===== Data for this exercise
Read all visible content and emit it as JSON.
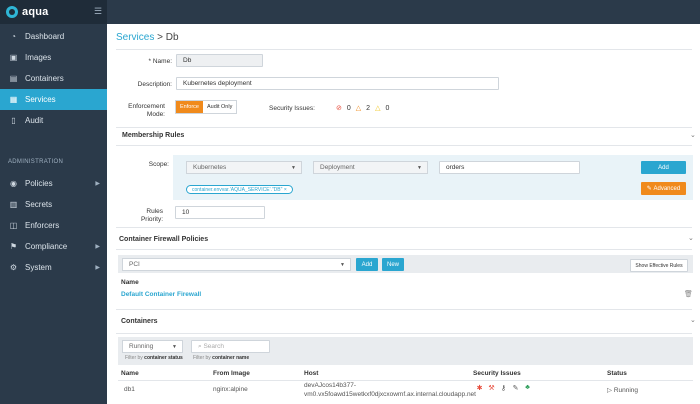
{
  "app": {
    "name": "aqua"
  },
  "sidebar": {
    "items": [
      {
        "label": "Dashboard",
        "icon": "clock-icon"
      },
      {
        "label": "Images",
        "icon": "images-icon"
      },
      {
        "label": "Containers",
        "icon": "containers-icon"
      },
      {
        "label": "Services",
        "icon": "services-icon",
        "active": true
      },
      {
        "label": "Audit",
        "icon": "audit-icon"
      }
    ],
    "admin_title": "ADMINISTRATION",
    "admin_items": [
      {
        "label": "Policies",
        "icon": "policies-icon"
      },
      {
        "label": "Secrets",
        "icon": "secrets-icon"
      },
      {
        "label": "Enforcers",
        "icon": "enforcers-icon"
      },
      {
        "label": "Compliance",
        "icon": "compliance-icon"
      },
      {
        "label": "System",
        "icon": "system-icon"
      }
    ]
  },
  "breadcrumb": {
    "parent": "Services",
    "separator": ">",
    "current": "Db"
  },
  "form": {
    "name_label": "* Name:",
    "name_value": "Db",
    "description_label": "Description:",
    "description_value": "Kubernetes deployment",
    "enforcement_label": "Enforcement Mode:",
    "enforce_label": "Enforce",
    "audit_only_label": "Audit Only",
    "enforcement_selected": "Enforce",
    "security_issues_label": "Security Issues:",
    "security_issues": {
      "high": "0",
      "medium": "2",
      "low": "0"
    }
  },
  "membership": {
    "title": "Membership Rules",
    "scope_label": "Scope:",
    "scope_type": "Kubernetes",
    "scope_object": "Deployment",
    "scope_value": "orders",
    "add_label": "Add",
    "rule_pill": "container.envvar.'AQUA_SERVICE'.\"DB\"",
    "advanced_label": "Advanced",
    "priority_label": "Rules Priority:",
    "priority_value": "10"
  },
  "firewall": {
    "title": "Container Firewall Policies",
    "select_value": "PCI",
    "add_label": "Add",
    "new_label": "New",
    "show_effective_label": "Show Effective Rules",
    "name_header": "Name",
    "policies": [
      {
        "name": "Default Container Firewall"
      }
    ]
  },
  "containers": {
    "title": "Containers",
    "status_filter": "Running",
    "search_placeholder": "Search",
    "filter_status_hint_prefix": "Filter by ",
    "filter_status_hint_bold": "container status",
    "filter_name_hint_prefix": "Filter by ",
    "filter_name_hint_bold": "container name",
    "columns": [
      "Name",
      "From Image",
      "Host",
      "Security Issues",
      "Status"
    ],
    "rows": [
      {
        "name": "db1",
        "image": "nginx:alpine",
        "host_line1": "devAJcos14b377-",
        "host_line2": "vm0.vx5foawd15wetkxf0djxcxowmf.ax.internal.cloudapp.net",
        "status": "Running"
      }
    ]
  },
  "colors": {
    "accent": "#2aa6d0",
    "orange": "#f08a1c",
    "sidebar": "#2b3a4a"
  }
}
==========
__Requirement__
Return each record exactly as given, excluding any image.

__Exercise output__
Read all visible content and emit it as JSON.
{
  "app": {
    "name": "aqua"
  },
  "sidebar": {
    "items": [
      {
        "label": "Dashboard",
        "icon": "clock-icon"
      },
      {
        "label": "Images",
        "icon": "images-icon"
      },
      {
        "label": "Containers",
        "icon": "containers-icon"
      },
      {
        "label": "Services",
        "icon": "services-icon",
        "active": true
      },
      {
        "label": "Audit",
        "icon": "audit-icon"
      }
    ],
    "admin_title": "ADMINISTRATION",
    "admin_items": [
      {
        "label": "Policies",
        "icon": "policies-icon"
      },
      {
        "label": "Secrets",
        "icon": "secrets-icon"
      },
      {
        "label": "Enforcers",
        "icon": "enforcers-icon"
      },
      {
        "label": "Compliance",
        "icon": "compliance-icon"
      },
      {
        "label": "System",
        "icon": "system-icon"
      }
    ]
  },
  "breadcrumb": {
    "parent": "Services",
    "separator": ">",
    "current": "Db"
  },
  "form": {
    "name_label": "* Name:",
    "name_value": "Db",
    "description_label": "Description:",
    "description_value": "Kubernetes deployment",
    "enforcement_label": "Enforcement Mode:",
    "enforce_label": "Enforce",
    "audit_only_label": "Audit Only",
    "enforcement_selected": "Enforce",
    "security_issues_label": "Security Issues:",
    "security_issues": {
      "high": "0",
      "medium": "2",
      "low": "0"
    }
  },
  "membership": {
    "title": "Membership Rules",
    "scope_label": "Scope:",
    "scope_type": "Kubernetes",
    "scope_object": "Deployment",
    "scope_value": "orders",
    "add_label": "Add",
    "rule_pill": "container.envvar.'AQUA_SERVICE'.\"DB\"",
    "advanced_label": "Advanced",
    "priority_label": "Rules Priority:",
    "priority_value": "10"
  },
  "firewall": {
    "title": "Container Firewall Policies",
    "select_value": "PCI",
    "add_label": "Add",
    "new_label": "New",
    "show_effective_label": "Show Effective Rules",
    "name_header": "Name",
    "policies": [
      {
        "name": "Default Container Firewall"
      }
    ]
  },
  "containers": {
    "title": "Containers",
    "status_filter": "Running",
    "search_placeholder": "Search",
    "filter_status_hint_prefix": "Filter by ",
    "filter_status_hint_bold": "container status",
    "filter_name_hint_prefix": "Filter by ",
    "filter_name_hint_bold": "container name",
    "columns": [
      "Name",
      "From Image",
      "Host",
      "Security Issues",
      "Status"
    ],
    "rows": [
      {
        "name": "db1",
        "image": "nginx:alpine",
        "host_line1": "devAJcos14b377-",
        "host_line2": "vm0.vx5foawd15wetkxf0djxcxowmf.ax.internal.cloudapp.net",
        "status": "Running"
      }
    ]
  },
  "colors": {
    "accent": "#2aa6d0",
    "orange": "#f08a1c",
    "sidebar": "#2b3a4a"
  }
}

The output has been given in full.